Records:
▬▬▬

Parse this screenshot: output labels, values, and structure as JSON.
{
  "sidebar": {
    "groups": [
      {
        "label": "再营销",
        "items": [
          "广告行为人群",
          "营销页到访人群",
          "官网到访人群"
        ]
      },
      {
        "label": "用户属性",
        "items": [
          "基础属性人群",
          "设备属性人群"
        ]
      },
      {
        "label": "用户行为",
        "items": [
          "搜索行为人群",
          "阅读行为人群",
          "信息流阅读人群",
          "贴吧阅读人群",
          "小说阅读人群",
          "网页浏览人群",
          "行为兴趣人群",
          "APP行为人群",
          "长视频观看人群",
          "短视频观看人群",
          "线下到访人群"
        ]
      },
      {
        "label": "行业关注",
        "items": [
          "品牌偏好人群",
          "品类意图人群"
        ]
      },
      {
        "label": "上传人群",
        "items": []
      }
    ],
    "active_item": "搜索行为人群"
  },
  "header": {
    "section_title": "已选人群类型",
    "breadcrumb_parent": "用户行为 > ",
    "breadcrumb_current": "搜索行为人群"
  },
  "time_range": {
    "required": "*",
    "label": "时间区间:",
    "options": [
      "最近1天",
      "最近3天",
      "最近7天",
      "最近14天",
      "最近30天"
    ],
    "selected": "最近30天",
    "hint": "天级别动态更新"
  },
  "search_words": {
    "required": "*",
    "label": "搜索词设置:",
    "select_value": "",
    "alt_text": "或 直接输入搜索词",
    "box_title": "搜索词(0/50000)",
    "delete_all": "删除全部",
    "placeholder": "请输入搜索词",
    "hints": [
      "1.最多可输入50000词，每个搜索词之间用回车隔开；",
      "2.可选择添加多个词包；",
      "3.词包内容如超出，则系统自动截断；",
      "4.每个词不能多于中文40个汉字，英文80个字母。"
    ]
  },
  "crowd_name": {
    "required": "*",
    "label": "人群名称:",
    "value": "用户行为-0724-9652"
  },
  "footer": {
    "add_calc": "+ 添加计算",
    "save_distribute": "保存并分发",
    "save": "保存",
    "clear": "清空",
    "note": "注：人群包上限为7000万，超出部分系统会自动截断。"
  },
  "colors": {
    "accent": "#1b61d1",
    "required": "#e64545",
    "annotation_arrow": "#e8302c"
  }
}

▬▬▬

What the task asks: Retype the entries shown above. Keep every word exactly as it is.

Exercise answer:
Parse this screenshot: output labels, values, and structure as JSON.
{
  "sidebar": {
    "groups": [
      {
        "label": "再营销",
        "items": [
          "广告行为人群",
          "营销页到访人群",
          "官网到访人群"
        ]
      },
      {
        "label": "用户属性",
        "items": [
          "基础属性人群",
          "设备属性人群"
        ]
      },
      {
        "label": "用户行为",
        "items": [
          "搜索行为人群",
          "阅读行为人群",
          "信息流阅读人群",
          "贴吧阅读人群",
          "小说阅读人群",
          "网页浏览人群",
          "行为兴趣人群",
          "APP行为人群",
          "长视频观看人群",
          "短视频观看人群",
          "线下到访人群"
        ]
      },
      {
        "label": "行业关注",
        "items": [
          "品牌偏好人群",
          "品类意图人群"
        ]
      },
      {
        "label": "上传人群",
        "items": []
      }
    ],
    "active_item": "搜索行为人群"
  },
  "header": {
    "section_title": "已选人群类型",
    "breadcrumb_parent": "用户行为 > ",
    "breadcrumb_current": "搜索行为人群"
  },
  "time_range": {
    "required": "*",
    "label": "时间区间:",
    "options": [
      "最近1天",
      "最近3天",
      "最近7天",
      "最近14天",
      "最近30天"
    ],
    "selected": "最近30天",
    "hint": "天级别动态更新"
  },
  "search_words": {
    "required": "*",
    "label": "搜索词设置:",
    "select_value": "",
    "alt_text": "或 直接输入搜索词",
    "box_title": "搜索词(0/50000)",
    "delete_all": "删除全部",
    "placeholder": "请输入搜索词",
    "hints": [
      "1.最多可输入50000词，每个搜索词之间用回车隔开；",
      "2.可选择添加多个词包；",
      "3.词包内容如超出，则系统自动截断；",
      "4.每个词不能多于中文40个汉字，英文80个字母。"
    ]
  },
  "crowd_name": {
    "required": "*",
    "label": "人群名称:",
    "value": "用户行为-0724-9652"
  },
  "footer": {
    "add_calc": "+ 添加计算",
    "save_distribute": "保存并分发",
    "save": "保存",
    "clear": "清空",
    "note": "注：人群包上限为7000万，超出部分系统会自动截断。"
  },
  "colors": {
    "accent": "#1b61d1",
    "required": "#e64545",
    "annotation_arrow": "#e8302c"
  }
}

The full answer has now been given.